DPs who don’t have to care about workflow want uncompressed RAW. DPs shooting for the highest level productions want uncompressed RAW. I understand that. But they comprise an infinitesimal percentage of actual users. Most people want the advantages of capturing all that dynamic range while not having the burden of uncompressed RAW workflow. For a petite and inexpensive camera such as the Sigma FP I would argue that the vast majority of people considering its use, compressed Log video is far more attractive than uncompressed RAW. 

Mitch Gross

New York



On Dec 26, 2020, at 6:46 PM, Pawel Achtel ACS <pawel.achtel@...> wrote:

[Mitch Gross] I would expect that Log encoding is more useful to a vast number of CMLers and DPs in general than Uncompressed RAW recording.

Why?


Re: Sigma fp

Daniel Rozsnyó
 


On 12/27/20 3:26 AM, Mitch Gross wrote:
Because uncompressed RAW means huge files that take up a lot of disk space, take a lot of time to transfer, and require considerable computer power to deal with. But with Log encoding you get the vast majority of flexibility in what the sensor can capture but recorded in a data scale that is reasonable enough to everyone to work with. Clients won’t complain about the data load and the work can happen quickly and effectively.


Sorry, but having LOG does not mean "huge compression" at all. Maybe you mix up things - like you bring in also AVC or HEVC to the process, those ones have such poor bit depth (8 or 10bit), so the only way to feed a wide dynamic range picture to these codecs is to apply a LOG conversion.

For me a LOG format compared to LINEAR is anything with missing codes - basically a LUT to convert from more bits to less bits.
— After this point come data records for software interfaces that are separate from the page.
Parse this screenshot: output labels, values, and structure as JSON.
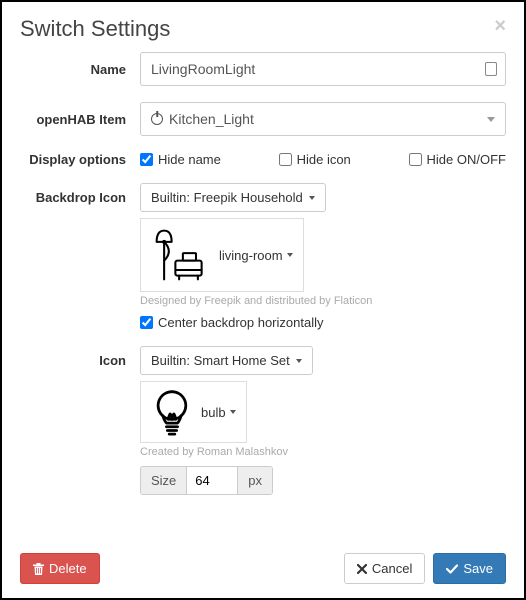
{
  "modal": {
    "title": "Switch Settings"
  },
  "labels": {
    "name": "Name",
    "item": "openHAB Item",
    "displayOptions": "Display options",
    "backdropIcon": "Backdrop Icon",
    "icon": "Icon",
    "size": "Size",
    "px": "px"
  },
  "fields": {
    "name": "LivingRoomLight",
    "item": "Kitchen_Light",
    "backdropSet": "Builtin: Freepik Household",
    "backdropIcon": "living-room",
    "backdropCredit": "Designed by Freepik and distributed by Flaticon",
    "iconSet": "Builtin: Smart Home Set",
    "iconName": "bulb",
    "iconCredit": "Created by Roman Malashkov",
    "iconSize": "64"
  },
  "checkboxes": {
    "hideName": {
      "label": "Hide name",
      "checked": true
    },
    "hideIcon": {
      "label": "Hide icon",
      "checked": false
    },
    "hideOnOff": {
      "label": "Hide ON/OFF",
      "checked": false
    },
    "centerBackdrop": {
      "label": "Center backdrop horizontally",
      "checked": true
    }
  },
  "buttons": {
    "delete": "Delete",
    "cancel": "Cancel",
    "save": "Save"
  }
}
Like from 10 to 8 or from 12 to 10, or from 14 to 12. And that saves about 20% of data rate, in "uncompressed" form. Because LOG is not just a mapping scheme, but also a very simple and lossy compression (you are not able to recover the linear original, some posterization will happen).

Most of the BMD cams, which resolve more than 12 bits (eg. by a dual-gain readout) apply such log conversion silently even for the DNGs - (where the feature is called LinearizationTable), but in the rare case of the dual-gain ADC readout, there was never a linear range form, that would contain all the shades - basically the 11+11 bit reading, that covers 14 stops thanks to the 3 stop separation, is loss-lessly storable in a 12 bit form (1 bit to tell whether the shade is within the low or high gain, and the 11 bits of that gain).

So again, please do not mix apples and oranges. LOG is not related to huge compression. H264 and H265 are the ones to blame for the convenience of small files!


You are also wrong on the need of computer power - the uncompressed footage will be ALWAYS easier to process than any of the AVC/HEVC ones (try to render a clip with reversed time..). Drive capacity/speed or network bandwidth sure needs to be adjusted - I see no problem here, we have multi-gigabit SDI for two decades, and you still complain to not have enough power on your pocket calculator. Upgrade your gear, its doable.


The whole issue with uncompressed workflow (or the thing which killed it at classic vendors) was the absurd price of branded media, an even more absurd ratio of performance/price, which then resulted either in inability to keep up with the bitrate, or limited the usability because the low capacity was for silly short takes. Devices which offer recording to any media do a lot better job here.



Ing. Daniel Rozsnyo
camera developer
Prague, CZ

241 - 260 of 1983